“Hunting Season came from – I was out drinking with some of my friends. And I had a lot to drink, and I started noticing how men were looking at me versus the people I was with – all of them were men. These guys that I didn’t know were sort of looking at me like food,” she told NPR.
In the essay, she digs deep into why it is important to pay attention to seemingly harmless social triggers that allow rape culture to thrive.
“People describe rape as an unfortunate accident, two drunk bodies colliding: it’s more about miscommunication than intentionally ignoring a lack of consent, or actively seeking a body and mind that can’t say no. But rape culture doesn’t flourish by error; it’s a methodical operation so ingrained in our public consciousness that we don’t even notice when it’s happening, and we rarely call it our even when we do see it,” she writes.
Scaachi also writes about being drugged twice while at a bar, but tells NPR she has learned this is not the only thing to be wary of on a night out.
“I realized that there is this incredible culture around men watching women – and watching women to see if they’re drunk enough to take home or to manipulate. And that is so complicated to contend with because alcohol is such a big part of our social lives and such a big part of how we meet new people,” she said.
“Men watch women in a way we’ve long since normalized.
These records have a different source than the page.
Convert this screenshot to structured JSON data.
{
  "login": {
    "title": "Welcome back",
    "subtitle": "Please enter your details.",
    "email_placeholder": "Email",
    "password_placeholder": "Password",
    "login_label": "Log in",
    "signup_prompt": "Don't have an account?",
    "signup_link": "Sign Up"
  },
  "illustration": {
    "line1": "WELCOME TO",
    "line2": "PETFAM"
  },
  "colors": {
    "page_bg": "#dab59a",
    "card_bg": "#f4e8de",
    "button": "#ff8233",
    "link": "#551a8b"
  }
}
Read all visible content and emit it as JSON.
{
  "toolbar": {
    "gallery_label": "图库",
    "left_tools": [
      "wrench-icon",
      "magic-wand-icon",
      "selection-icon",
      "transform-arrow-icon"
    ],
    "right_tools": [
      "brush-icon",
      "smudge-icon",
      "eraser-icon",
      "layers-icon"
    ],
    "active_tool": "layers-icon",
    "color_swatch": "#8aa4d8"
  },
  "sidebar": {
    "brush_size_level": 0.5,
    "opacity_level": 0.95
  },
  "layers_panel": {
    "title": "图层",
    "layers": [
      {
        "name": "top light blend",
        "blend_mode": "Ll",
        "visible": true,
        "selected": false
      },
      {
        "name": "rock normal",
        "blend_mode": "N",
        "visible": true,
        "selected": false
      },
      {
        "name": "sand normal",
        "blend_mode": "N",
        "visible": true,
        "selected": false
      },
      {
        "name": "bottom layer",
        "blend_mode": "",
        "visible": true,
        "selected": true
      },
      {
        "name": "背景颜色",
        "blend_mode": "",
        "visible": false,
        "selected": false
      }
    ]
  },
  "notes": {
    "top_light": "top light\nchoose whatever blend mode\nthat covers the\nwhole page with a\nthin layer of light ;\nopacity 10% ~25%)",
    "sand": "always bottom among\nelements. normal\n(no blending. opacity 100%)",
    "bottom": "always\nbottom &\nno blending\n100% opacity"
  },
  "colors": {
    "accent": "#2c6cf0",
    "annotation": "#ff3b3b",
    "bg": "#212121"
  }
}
It’s normal for men to watch you when you enter a bar, to watch what you’re drinking, what you’re doing, in an attempt to get closer to you […] Men watch women at the gym, at work, on the subway: in any space occupied by men and women, the women are being watched,” she writes in the book.
And of course, given her experience with online misogyny (she has been on the receiving end of rape threats), she dedicates an essay to this issue, titled “Mute”, a word that many women with an online presence are familiar with, constantly being silenced and shamed by bullies and trolls for daring to speak their mind.
“I would try to make a joke about it because it is sort of intrinsically funny ’cause it’s so stupid. But there was a period about two years ago when it got much louder than my sense of humor was able to sort of accommodate,” she said, recalling an incident where a person emailed her with an elaborate and sadistic fantasy of her getting pregnant and giving birth to a still-born baby.
“I remember thinking, like, I don’t find this funny, and I don’t want to play. And I think it can be really hard to say to yourself, I don’t want to engage with this. It’s not funny. It’s not cute, and I don’t want to play with it in a way that feels public. I had a really hard time saying that to myself because I felt like that was losing,” she told NPR.
There have been numerous women who speak up about the way certain platforms, especially Twitter, don’t do enough to regulate harassment and take reported threats seriously. Scaachi is no stranger to this process either.
“I think Twitter is a great example of a company that does not care. It’s taken them 10 years to even begin to start talking about what to do about harassment…And instead of actually fixing it, they just sort of find these other routes to dealing with it… I can see this in when I report tweets, how they treat it because so many times they come back to me and they’re like, this doesn’t violate our terms of services because they didn’t say that they want you to kill yourself. They just say, if you did, it would be nice,” she said.
Of course today’s most notorious Twitter bully is none other than the US President, who has continually used his personal account to tweet sexist and dehumanizing comments about women and minorities especially, not to mention the plethora of factually-incorrect political statements.
Scaachi’s book is a must-read especially for women of color who understand what it is like to exist in a world where simply showing up in public, unapologetically, can be a political statement. You can buy ‘One Day We Will All be Dead And None Of This Will Matter’ from Amazon and Barnes and Noble.